  • The better you know your message the more confident you will be while preaching. There is nothing more terrifying than standing on stage with everyone watching you and not knowing what to say next.
  • You will get better at preaching in general. You are not just working to get better at one sermon. Every time you practice you are becoming a better preacher for every future sermon too!

Practice won’t make perfect. There is no such thing as a perfect sermon. But practice will definitely make it better.

Different Ways to Practice a Sermon:

  • mirrorRead your message out loud.
  • Practice with notes.
  • Practice without notes to see how much you remember.
  • Practice on the stage you will preach on.
  • Practice in front of the mirror to watch your body language, gestures, and eye contact.
  • Practice in front of a few people to get feedback.
  • Practice with a coach/mentor to critique you and offer advice.
  • Practice in front of a camera so you can watch yourself and make corrections.

How I Practice My Sermons
After my manuscript is complete I have a basic rehearsal process that I like to implement.

Like my editing process in Step 6, I like to print the manuscript of the message off as I work to internalize it. Then I get alone in a room away from everyone so I can practice, fail, and feel ridiculous without anyone noticing.

I like to time each run through with the built-in timer app on my iPhone so I know roughly how long the message will be and if I need to shorten it.

timerFirst, I read the entire message word for word out loud. As I’m reading, I have a pen ready to note any changes that I think I need to make.

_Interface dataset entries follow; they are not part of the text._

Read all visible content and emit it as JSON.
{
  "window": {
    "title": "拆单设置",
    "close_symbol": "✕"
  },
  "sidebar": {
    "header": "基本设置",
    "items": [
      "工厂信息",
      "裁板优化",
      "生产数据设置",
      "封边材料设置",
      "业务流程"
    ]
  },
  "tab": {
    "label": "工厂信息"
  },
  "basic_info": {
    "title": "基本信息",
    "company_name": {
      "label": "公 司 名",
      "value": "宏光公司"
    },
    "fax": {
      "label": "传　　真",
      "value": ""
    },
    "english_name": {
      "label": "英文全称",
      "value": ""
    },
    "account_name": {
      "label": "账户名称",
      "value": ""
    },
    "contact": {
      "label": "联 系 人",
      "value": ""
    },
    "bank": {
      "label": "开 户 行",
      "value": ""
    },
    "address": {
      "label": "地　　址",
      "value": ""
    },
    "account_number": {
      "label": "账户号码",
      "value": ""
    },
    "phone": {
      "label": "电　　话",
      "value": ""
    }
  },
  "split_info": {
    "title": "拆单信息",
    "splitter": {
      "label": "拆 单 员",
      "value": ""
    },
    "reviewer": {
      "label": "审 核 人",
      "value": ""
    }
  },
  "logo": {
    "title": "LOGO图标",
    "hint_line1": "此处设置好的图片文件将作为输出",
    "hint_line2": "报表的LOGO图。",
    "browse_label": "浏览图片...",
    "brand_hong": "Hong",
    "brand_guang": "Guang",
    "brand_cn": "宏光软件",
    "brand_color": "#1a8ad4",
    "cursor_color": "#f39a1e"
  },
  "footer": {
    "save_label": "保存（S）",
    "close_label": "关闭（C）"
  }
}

Second, I read the entire message out loud again while trying to look down less at the paper and more up at my imaginary audience.

Third, once I am feeling a little more confident, I put the manuscript down and practice preaching the message as best I can without looking at all (except for Scripture reading). I usually stumble or forget my place and have to stop and look at the message a lot, but I am always impressed by how much I already know at this point.

I preach a lot of bad sermons to an audience of nobody so when I am in front of somebody I am ready to go.

When I am feeling good about my message, I take a break for a while, and put together my outline that I will preach from. I rehearse and process my message with a manuscript, but when it comes time to preach I use a very basic one page outline on my iPad.

Sticking to only one page forces me to cut everything except for the Scripture I will read, a few key points, and cues for illustrations.

Finally, on Saturday night, I read my manuscript a few times and then lock myself in my closet to practice my entire message a few times just using my outline.

I never feel fully prepared, but at some point I just have to call it a night so I can get some sleep before church in the morning.

The morning of my sermon, I don’t have time to practice alone, so I continually run through my sermon in my head and pray over it while getting ready, driving to church, and getting set.

That is what it looks like for me. Take what you can, but find a routine that works best for you. Every pastor prepares a little different.

WARNING: As beneficial as practice is, it is possible to practice too much. At some point there is a diminishing return on your practice. Do not practice so much that you become a robot. Find what works best for you to internalize the message and be confident, while still allowing for a natural delivery.

Remember This…
You will never preach a perfect sermon, but you do have a perfect God who will use your imperfect message to accomplish His perfect mission.

Do your absolute best and God will handle the rest.


[Dale Flynn and his wife, Liz, are Word of Life Local Church Ministries missionaries in Eastern MD. Dale is a Local Church Ministries curriculum editor and is the editor of this Ministering to the Minister E-Transfer national electronic Pastor’s newsletter. The Flynns make their home in Elkton, MD. Questions or comments about this article may be addressed to Dale at: DFlynn@wol.org. ]